**Try it:**
Your task is to restate every entry below word for word and omit the images.

——————————

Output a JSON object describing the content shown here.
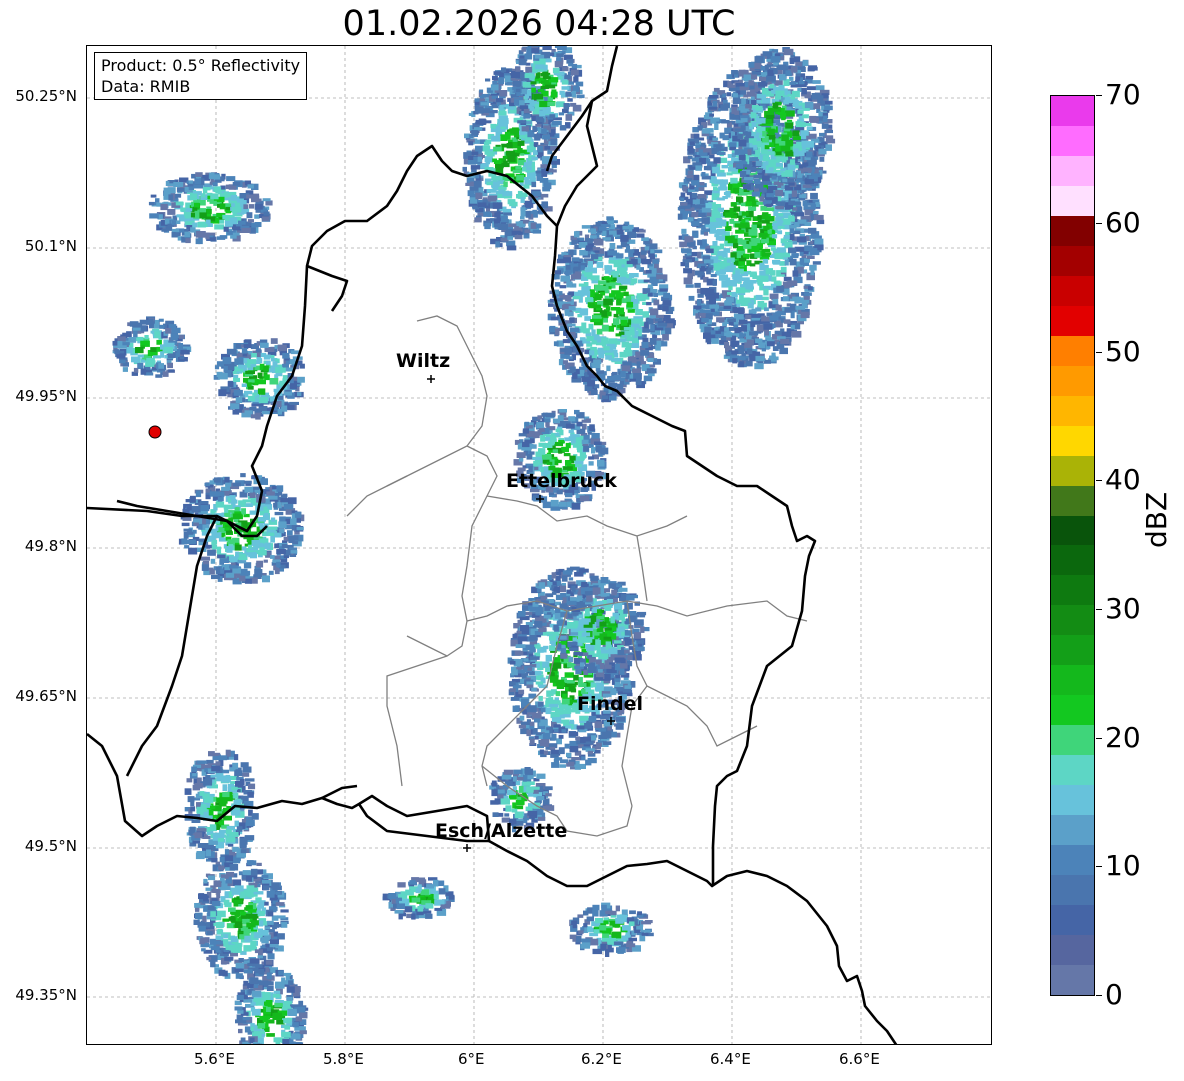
{
  "title": "01.02.2026 04:28 UTC",
  "info_box": {
    "product": "Product: 0.5° Reflectivity",
    "source": "Data: RMIB"
  },
  "map": {
    "lat_ticks": [
      "50.25°N",
      "50.1°N",
      "49.95°N",
      "49.8°N",
      "49.65°N",
      "49.5°N",
      "49.35°N"
    ],
    "lon_ticks": [
      "5.6°E",
      "5.8°E",
      "6°E",
      "6.2°E",
      "6.4°E",
      "6.6°E"
    ],
    "cities": [
      {
        "name": "Wiltz"
      },
      {
        "name": "Ettelbruck"
      },
      {
        "name": "Findel"
      },
      {
        "name": "Esch/Alzette"
      }
    ],
    "radar_site": "red-circle-marker",
    "grid": "dotted"
  },
  "colorbar": {
    "label": "dBZ",
    "ticks": [
      "0",
      "10",
      "20",
      "30",
      "40",
      "50",
      "60",
      "70"
    ],
    "colors": [
      "#6577a8",
      "#56669f",
      "#4565a6",
      "#4a75ae",
      "#4c83b9",
      "#5ba0c9",
      "#67c2db",
      "#5dd6c5",
      "#3fd57a",
      "#13c820",
      "#14b81c",
      "#139f18",
      "#138c14",
      "#0e7a10",
      "#0b680d",
      "#09540b",
      "#41781a",
      "#aab306",
      "#ffd700",
      "#ffb600",
      "#ff9a00",
      "#ff7f00",
      "#e20000",
      "#c90000",
      "#a30000",
      "#820000",
      "#ffe0ff",
      "#ffb3ff",
      "#ff6cff",
      "#ea3aec"
    ]
  }
}
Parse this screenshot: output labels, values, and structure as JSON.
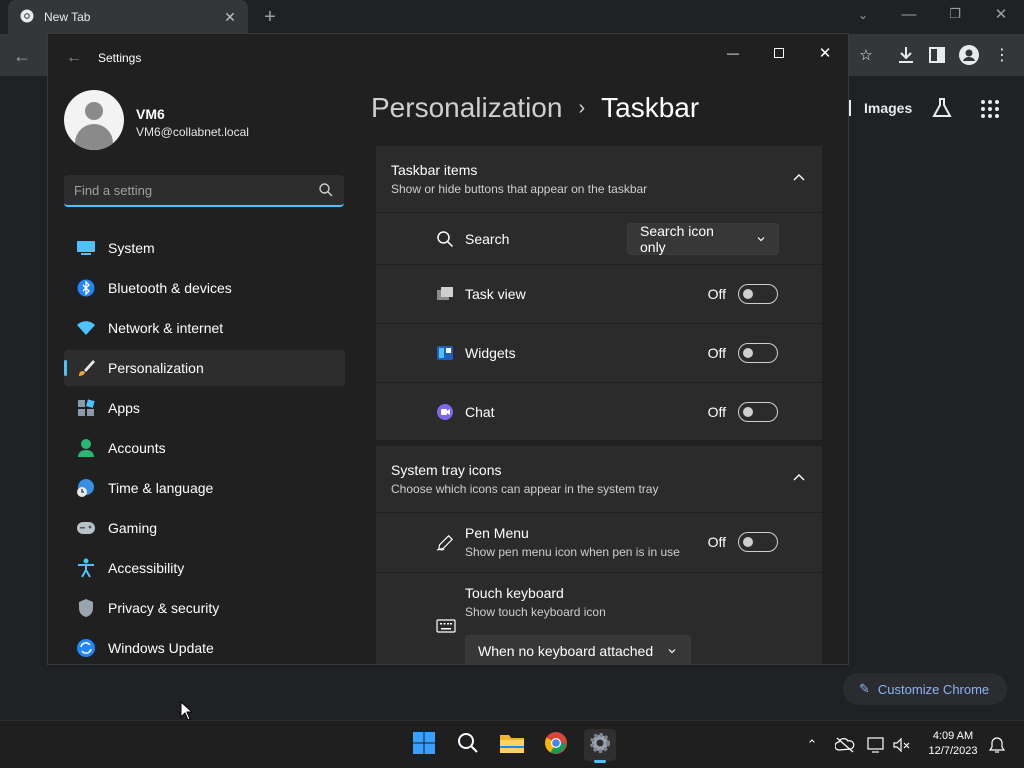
{
  "chrome": {
    "tab_title": "New Tab",
    "images_link": "Images",
    "customize_label": "Customize Chrome"
  },
  "settings": {
    "window_title": "Settings",
    "user": {
      "name": "VM6",
      "email": "VM6@collabnet.local"
    },
    "search": {
      "placeholder": "Find a setting"
    },
    "nav": [
      {
        "label": "System",
        "icon": "system-icon"
      },
      {
        "label": "Bluetooth & devices",
        "icon": "bluetooth-icon"
      },
      {
        "label": "Network & internet",
        "icon": "wifi-icon"
      },
      {
        "label": "Personalization",
        "icon": "brush-icon",
        "selected": true
      },
      {
        "label": "Apps",
        "icon": "apps-icon"
      },
      {
        "label": "Accounts",
        "icon": "person-icon"
      },
      {
        "label": "Time & language",
        "icon": "globe-clock-icon"
      },
      {
        "label": "Gaming",
        "icon": "gamepad-icon"
      },
      {
        "label": "Accessibility",
        "icon": "accessibility-icon"
      },
      {
        "label": "Privacy & security",
        "icon": "shield-icon"
      },
      {
        "label": "Windows Update",
        "icon": "update-icon"
      }
    ],
    "breadcrumb": {
      "parent": "Personalization",
      "separator": "›",
      "current": "Taskbar"
    },
    "taskbar_items": {
      "title": "Taskbar items",
      "subtitle": "Show or hide buttons that appear on the taskbar",
      "search": {
        "label": "Search",
        "value": "Search icon only"
      },
      "task_view": {
        "label": "Task view",
        "state": "Off"
      },
      "widgets": {
        "label": "Widgets",
        "state": "Off"
      },
      "chat": {
        "label": "Chat",
        "state": "Off"
      }
    },
    "system_tray": {
      "title": "System tray icons",
      "subtitle": "Choose which icons can appear in the system tray",
      "pen_menu": {
        "label": "Pen Menu",
        "subtitle": "Show pen menu icon when pen is in use",
        "state": "Off"
      },
      "touch_keyboard": {
        "label": "Touch keyboard",
        "subtitle": "Show touch keyboard icon",
        "value": "When no keyboard attached"
      }
    }
  },
  "taskbar": {
    "time": "4:09 AM",
    "date": "12/7/2023"
  },
  "colors": {
    "accent": "#4cc2ff",
    "chrome_link": "#8ab4f8"
  }
}
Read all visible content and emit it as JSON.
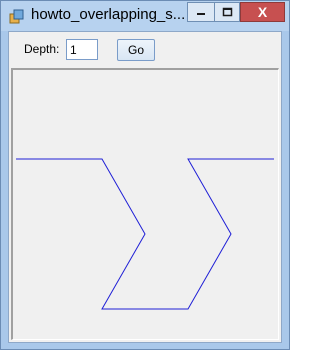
{
  "window": {
    "title": "howto_overlapping_s...",
    "close_glyph": "X",
    "icons": [
      "app-icon",
      "minimize-icon",
      "maximize-icon",
      "close-icon"
    ]
  },
  "controls": {
    "depth_label": "Depth:",
    "depth_value": "1",
    "go_label": "Go"
  },
  "drawing": {
    "line_color": "#1f1fd6"
  }
}
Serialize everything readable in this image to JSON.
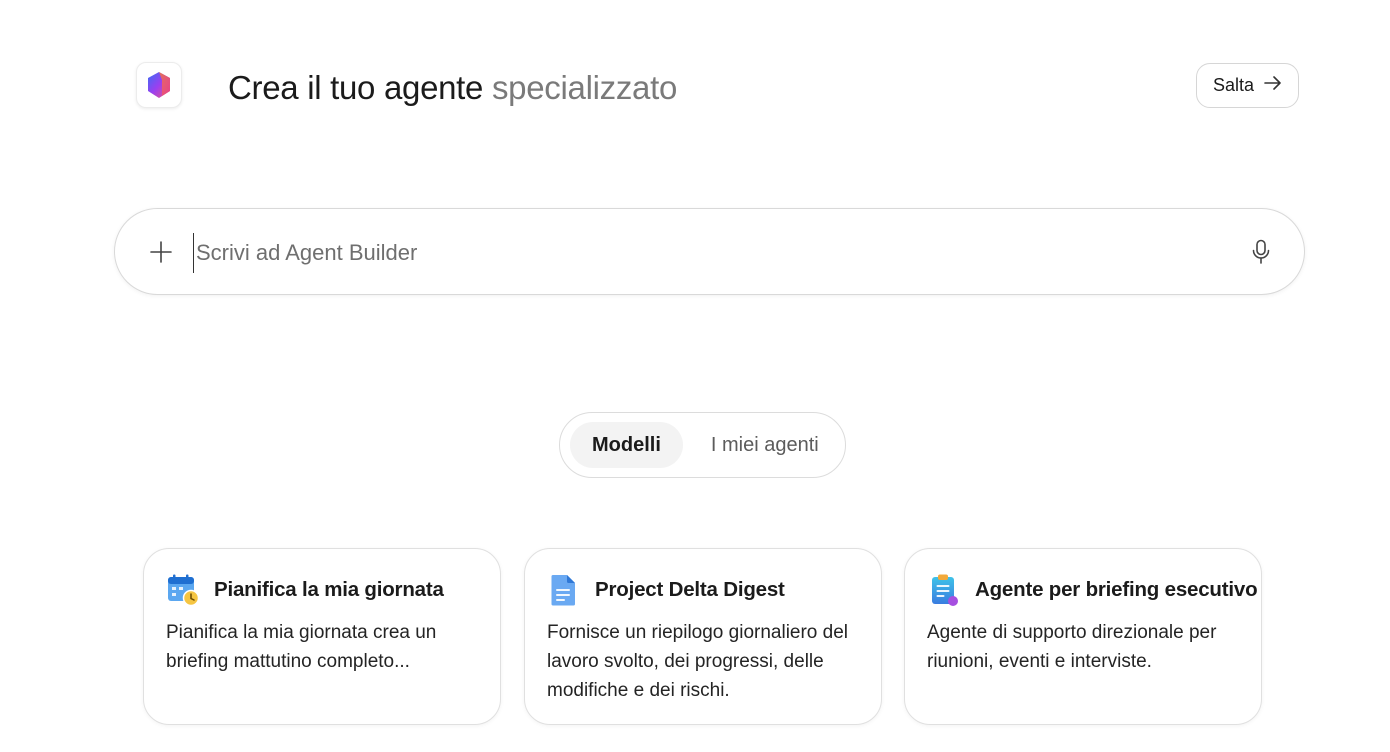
{
  "header": {
    "title_main": "Crea il tuo agente",
    "title_accent": "specializzato",
    "skip_label": "Salta",
    "logo_icon": "copilot-logo-icon",
    "skip_icon": "arrow-right-icon"
  },
  "prompt": {
    "placeholder": "Scrivi ad Agent Builder",
    "value": "",
    "add_icon": "plus-icon",
    "mic_icon": "microphone-icon"
  },
  "tabs": [
    {
      "label": "Modelli",
      "active": true
    },
    {
      "label": "I miei agenti",
      "active": false
    }
  ],
  "cards": [
    {
      "title": "Pianifica la mia giornata",
      "description": "Pianifica la mia giornata crea un briefing mattutino completo...",
      "icon": "calendar-clock-icon"
    },
    {
      "title": "Project Delta Digest",
      "description": "Fornisce un riepilogo giornaliero del lavoro svolto, dei progressi, delle modifiche e dei rischi.",
      "icon": "document-icon"
    },
    {
      "title": "Agente per briefing esecutivo",
      "description": "Agente di supporto direzionale per riunioni, eventi e interviste.",
      "icon": "clipboard-icon"
    }
  ],
  "colors": {
    "text": "#1b1b1b",
    "muted": "#7a7a7a",
    "border": "#d9d9d9",
    "active_tab_bg": "#f3f3f3"
  }
}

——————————

**Written answer:**
Output a JSON object describing the content shown here.
{
  "title": "01.02.2026 04:28 UTC",
  "info_box": {
    "product": "Product: 0.5° Reflectivity",
    "source": "Data: RMIB"
  },
  "map": {
    "lat_ticks": [
      "50.25°N",
      "50.1°N",
      "49.95°N",
      "49.8°N",
      "49.65°N",
      "49.5°N",
      "49.35°N"
    ],
    "lon_ticks": [
      "5.6°E",
      "5.8°E",
      "6°E",
      "6.2°E",
      "6.4°E",
      "6.6°E"
    ],
    "cities": [
      {
        "name": "Wiltz"
      },
      {
        "name": "Ettelbruck"
      },
      {
        "name": "Findel"
      },
      {
        "name": "Esch/Alzette"
      }
    ],
    "radar_site": "red-circle-marker",
    "grid": "dotted"
  },
  "colorbar": {
    "label": "dBZ",
    "ticks": [
      "0",
      "10",
      "20",
      "30",
      "40",
      "50",
      "60",
      "70"
    ],
    "colors": [
      "#6577a8",
      "#56669f",
      "#4565a6",
      "#4a75ae",
      "#4c83b9",
      "#5ba0c9",
      "#67c2db",
      "#5dd6c5",
      "#3fd57a",
      "#13c820",
      "#14b81c",
      "#139f18",
      "#138c14",
      "#0e7a10",
      "#0b680d",
      "#09540b",
      "#41781a",
      "#aab306",
      "#ffd700",
      "#ffb600",
      "#ff9a00",
      "#ff7f00",
      "#e20000",
      "#c90000",
      "#a30000",
      "#820000",
      "#ffe0ff",
      "#ffb3ff",
      "#ff6cff",
      "#ea3aec"
    ]
  }
}
Parse this screenshot: output labels, values, and structure as JSON.
{
  "chrome": {
    "tab_title": "New Tab",
    "images_link": "Images",
    "customize_label": "Customize Chrome"
  },
  "settings": {
    "window_title": "Settings",
    "user": {
      "name": "VM6",
      "email": "VM6@collabnet.local"
    },
    "search": {
      "placeholder": "Find a setting"
    },
    "nav": [
      {
        "label": "System",
        "icon": "system-icon"
      },
      {
        "label": "Bluetooth & devices",
        "icon": "bluetooth-icon"
      },
      {
        "label": "Network & internet",
        "icon": "wifi-icon"
      },
      {
        "label": "Personalization",
        "icon": "brush-icon",
        "selected": true
      },
      {
        "label": "Apps",
        "icon": "apps-icon"
      },
      {
        "label": "Accounts",
        "icon": "person-icon"
      },
      {
        "label": "Time & language",
        "icon": "globe-clock-icon"
      },
      {
        "label": "Gaming",
        "icon": "gamepad-icon"
      },
      {
        "label": "Accessibility",
        "icon": "accessibility-icon"
      },
      {
        "label": "Privacy & security",
        "icon": "shield-icon"
      },
      {
        "label": "Windows Update",
        "icon": "update-icon"
      }
    ],
    "breadcrumb": {
      "parent": "Personalization",
      "separator": "›",
      "current": "Taskbar"
    },
    "taskbar_items": {
      "title": "Taskbar items",
      "subtitle": "Show or hide buttons that appear on the taskbar",
      "search": {
        "label": "Search",
        "value": "Search icon only"
      },
      "task_view": {
        "label": "Task view",
        "state": "Off"
      },
      "widgets": {
        "label": "Widgets",
        "state": "Off"
      },
      "chat": {
        "label": "Chat",
        "state": "Off"
      }
    },
    "system_tray": {
      "title": "System tray icons",
      "subtitle": "Choose which icons can appear in the system tray",
      "pen_menu": {
        "label": "Pen Menu",
        "subtitle": "Show pen menu icon when pen is in use",
        "state": "Off"
      },
      "touch_keyboard": {
        "label": "Touch keyboard",
        "subtitle": "Show touch keyboard icon",
        "value": "When no keyboard attached"
      }
    }
  },
  "taskbar": {
    "time": "4:09 AM",
    "date": "12/7/2023"
  },
  "colors": {
    "accent": "#4cc2ff",
    "chrome_link": "#8ab4f8"
  }
}
Read all visible content and emit it as JSON.
{
  "window": {
    "title": "howto_overlapping_s...",
    "close_glyph": "X",
    "icons": [
      "app-icon",
      "minimize-icon",
      "maximize-icon",
      "close-icon"
    ]
  },
  "controls": {
    "depth_label": "Depth:",
    "depth_value": "1",
    "go_label": "Go"
  },
  "drawing": {
    "line_color": "#1f1fd6"
  }
}
Serialize everything readable in this image to JSON.
{
  "header": {
    "title_main": "Crea il tuo agente",
    "title_accent": "specializzato",
    "skip_label": "Salta",
    "logo_icon": "copilot-logo-icon",
    "skip_icon": "arrow-right-icon"
  },
  "prompt": {
    "placeholder": "Scrivi ad Agent Builder",
    "value": "",
    "add_icon": "plus-icon",
    "mic_icon": "microphone-icon"
  },
  "tabs": [
    {
      "label": "Modelli",
      "active": true
    },
    {
      "label": "I miei agenti",
      "active": false
    }
  ],
  "cards": [
    {
      "title": "Pianifica la mia giornata",
      "description": "Pianifica la mia giornata crea un briefing mattutino completo...",
      "icon": "calendar-clock-icon"
    },
    {
      "title": "Project Delta Digest",
      "description": "Fornisce un riepilogo giornaliero del lavoro svolto, dei progressi, delle modifiche e dei rischi.",
      "icon": "document-icon"
    },
    {
      "title": "Agente per briefing esecutivo",
      "description": "Agente di supporto direzionale per riunioni, eventi e interviste.",
      "icon": "clipboard-icon"
    }
  ],
  "colors": {
    "text": "#1b1b1b",
    "muted": "#7a7a7a",
    "border": "#d9d9d9",
    "active_tab_bg": "#f3f3f3"
  }
}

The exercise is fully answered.